⟨

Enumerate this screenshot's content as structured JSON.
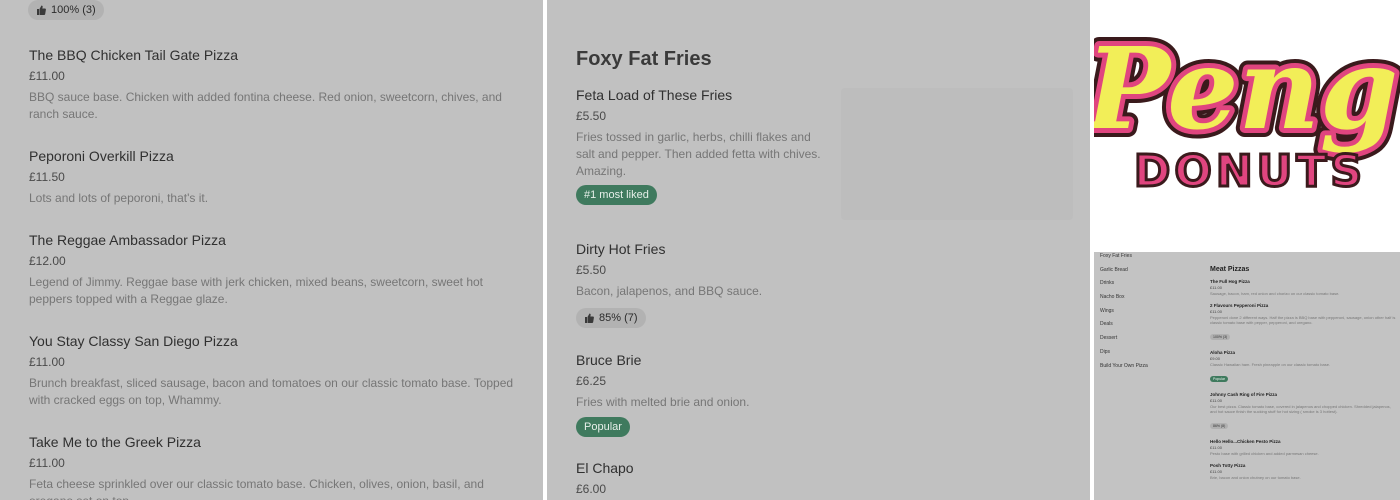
{
  "left": {
    "top_rating": "100% (3)",
    "items": [
      {
        "name": "The BBQ Chicken Tail Gate Pizza",
        "price": "£11.00",
        "desc": "BBQ sauce base. Chicken with added fontina cheese. Red onion, sweetcorn, chives, and ranch sauce."
      },
      {
        "name": "Peporoni Overkill Pizza",
        "price": "£11.50",
        "desc": "Lots and lots of peporoni, that's it."
      },
      {
        "name": "The Reggae Ambassador Pizza",
        "price": "£12.00",
        "desc": "Legend of Jimmy. Reggae base with jerk chicken, mixed beans, sweetcorn, sweet hot peppers topped with a Reggae glaze."
      },
      {
        "name": "You Stay Classy San Diego Pizza",
        "price": "£11.00",
        "desc": "Brunch breakfast, sliced sausage, bacon and tomatoes on our classic tomato base. Topped with cracked eggs on top, Whammy."
      },
      {
        "name": "Take Me to the Greek Pizza",
        "price": "£11.00",
        "desc": "Feta cheese sprinkled over our classic tomato base. Chicken, olives, onion, basil, and oregano set on top."
      }
    ]
  },
  "middle": {
    "section_title": "Foxy Fat Fries",
    "items": [
      {
        "name": "Feta Load of These Fries",
        "price": "£5.50",
        "desc": "Fries tossed in garlic, herbs, chilli flakes and salt and pepper. Then added fetta with chives. Amazing.",
        "tag": "#1 most liked"
      },
      {
        "name": "Dirty Hot Fries",
        "price": "£5.50",
        "desc": "Bacon, jalapenos, and BBQ sauce.",
        "rating": "85% (7)"
      },
      {
        "name": "Bruce Brie",
        "price": "£6.25",
        "desc": "Fries with melted brie and onion.",
        "tag": "Popular"
      },
      {
        "name": "El Chapo",
        "price": "£6.00"
      }
    ]
  },
  "logo": {
    "line1": "Peng",
    "line2": "DONUTS"
  },
  "mini": {
    "sidebar": [
      "Foxy Fat Fries",
      "Garlic Bread",
      "Drinks",
      "Nacho Box",
      "Wings",
      "Deals",
      "Dessert",
      "Dips",
      "Build Your Own Pizza"
    ],
    "section_title": "Meat Pizzas",
    "items": [
      {
        "name": "The Full Hog Pizza",
        "price": "£11.00",
        "desc": "Sausage, bacon, ham, red onion and chorizo on our classic tomato base."
      },
      {
        "name": "2 Flavours Pepperoni Pizza",
        "price": "£11.00",
        "desc": "Pepperoni done 2 different ways. Half the pizza is BBQ base with pepperoni, sausage, onion other half is classic tomato base with pepper, pepperoni, and oregano.",
        "rating": "100% (3)"
      },
      {
        "name": "Aloha Pizza",
        "price": "£9.00",
        "desc": "Classic Hawaiian ham. Fresh pineapple on our classic tomato base.",
        "tag": "Popular"
      },
      {
        "name": "Johnny Cash Ring of Fire Pizza",
        "price": "£11.00",
        "desc": "Our best pizza. Classic tomato base, covered in jalapenos and chopped chicken. Shredded jalapenos, and hot sauce finish the sucking stuff for hot sizing ( smoke is 3 hottest).",
        "rating": "86% (8)"
      },
      {
        "name": "Hello Hello...Chicken Pesto Pizza",
        "price": "£11.00",
        "desc": "Pesto base with grilled chicken and added parmesan cheese."
      },
      {
        "name": "Posh Totty Pizza",
        "price": "£11.00",
        "desc": "Brie, bacon and onion chutney on our tomato base."
      }
    ]
  },
  "colors": {
    "panel_bg": "#c1c1c1",
    "tag_green": "#3f7a5e",
    "logo_yellow": "#f2ee58",
    "logo_pink": "#e0457f",
    "logo_dark": "#3a1a1c"
  }
}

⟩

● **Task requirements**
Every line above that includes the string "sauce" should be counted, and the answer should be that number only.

● **Result below**
3